■ WORK ORDER: All of the data below should come back exactly as written, minus its images.

● ● ● ● ●

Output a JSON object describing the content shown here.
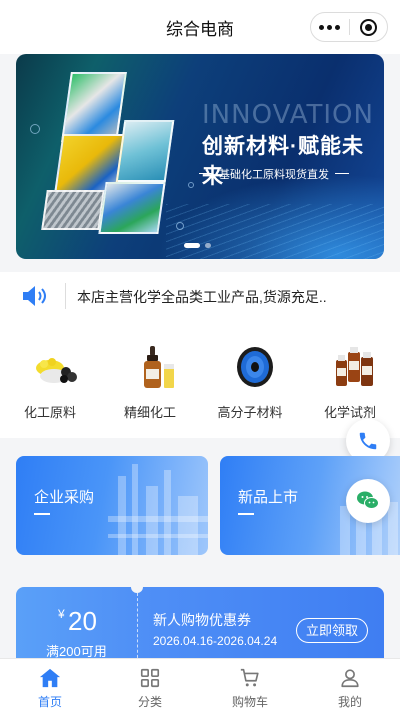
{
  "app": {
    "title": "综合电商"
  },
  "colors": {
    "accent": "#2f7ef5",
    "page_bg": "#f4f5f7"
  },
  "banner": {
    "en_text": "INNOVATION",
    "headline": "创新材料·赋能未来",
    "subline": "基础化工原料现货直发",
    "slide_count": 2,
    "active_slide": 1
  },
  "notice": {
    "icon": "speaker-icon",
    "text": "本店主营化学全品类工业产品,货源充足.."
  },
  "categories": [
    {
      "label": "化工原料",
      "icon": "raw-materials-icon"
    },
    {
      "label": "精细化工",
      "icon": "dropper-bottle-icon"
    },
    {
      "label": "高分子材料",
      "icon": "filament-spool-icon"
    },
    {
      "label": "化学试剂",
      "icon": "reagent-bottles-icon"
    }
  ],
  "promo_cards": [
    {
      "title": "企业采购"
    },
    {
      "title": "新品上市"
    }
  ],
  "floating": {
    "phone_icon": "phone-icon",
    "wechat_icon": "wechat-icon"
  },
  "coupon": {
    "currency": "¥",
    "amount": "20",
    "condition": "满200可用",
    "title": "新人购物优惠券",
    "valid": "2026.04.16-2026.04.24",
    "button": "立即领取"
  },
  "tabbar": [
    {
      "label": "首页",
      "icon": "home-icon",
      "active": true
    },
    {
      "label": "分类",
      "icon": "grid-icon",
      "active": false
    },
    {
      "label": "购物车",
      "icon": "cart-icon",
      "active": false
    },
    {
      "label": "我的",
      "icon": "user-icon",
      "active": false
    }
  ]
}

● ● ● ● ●

■ WRITTEN REPLY:
Output a JSON object describing the content shown here.
{
  "app": {
    "title": "综合电商"
  },
  "colors": {
    "accent": "#2f7ef5",
    "page_bg": "#f4f5f7"
  },
  "banner": {
    "en_text": "INNOVATION",
    "headline": "创新材料·赋能未来",
    "subline": "基础化工原料现货直发",
    "slide_count": 2,
    "active_slide": 1
  },
  "notice": {
    "icon": "speaker-icon",
    "text": "本店主营化学全品类工业产品,货源充足.."
  },
  "categories": [
    {
      "label": "化工原料",
      "icon": "raw-materials-icon"
    },
    {
      "label": "精细化工",
      "icon": "dropper-bottle-icon"
    },
    {
      "label": "高分子材料",
      "icon": "filament-spool-icon"
    },
    {
      "label": "化学试剂",
      "icon": "reagent-bottles-icon"
    }
  ],
  "promo_cards": [
    {
      "title": "企业采购"
    },
    {
      "title": "新品上市"
    }
  ],
  "floating": {
    "phone_icon": "phone-icon",
    "wechat_icon": "wechat-icon"
  },
  "coupon": {
    "currency": "¥",
    "amount": "20",
    "condition": "满200可用",
    "title": "新人购物优惠券",
    "valid": "2026.04.16-2026.04.24",
    "button": "立即领取"
  },
  "tabbar": [
    {
      "label": "首页",
      "icon": "home-icon",
      "active": true
    },
    {
      "label": "分类",
      "icon": "grid-icon",
      "active": false
    },
    {
      "label": "购物车",
      "icon": "cart-icon",
      "active": false
    },
    {
      "label": "我的",
      "icon": "user-icon",
      "active": false
    }
  ]
}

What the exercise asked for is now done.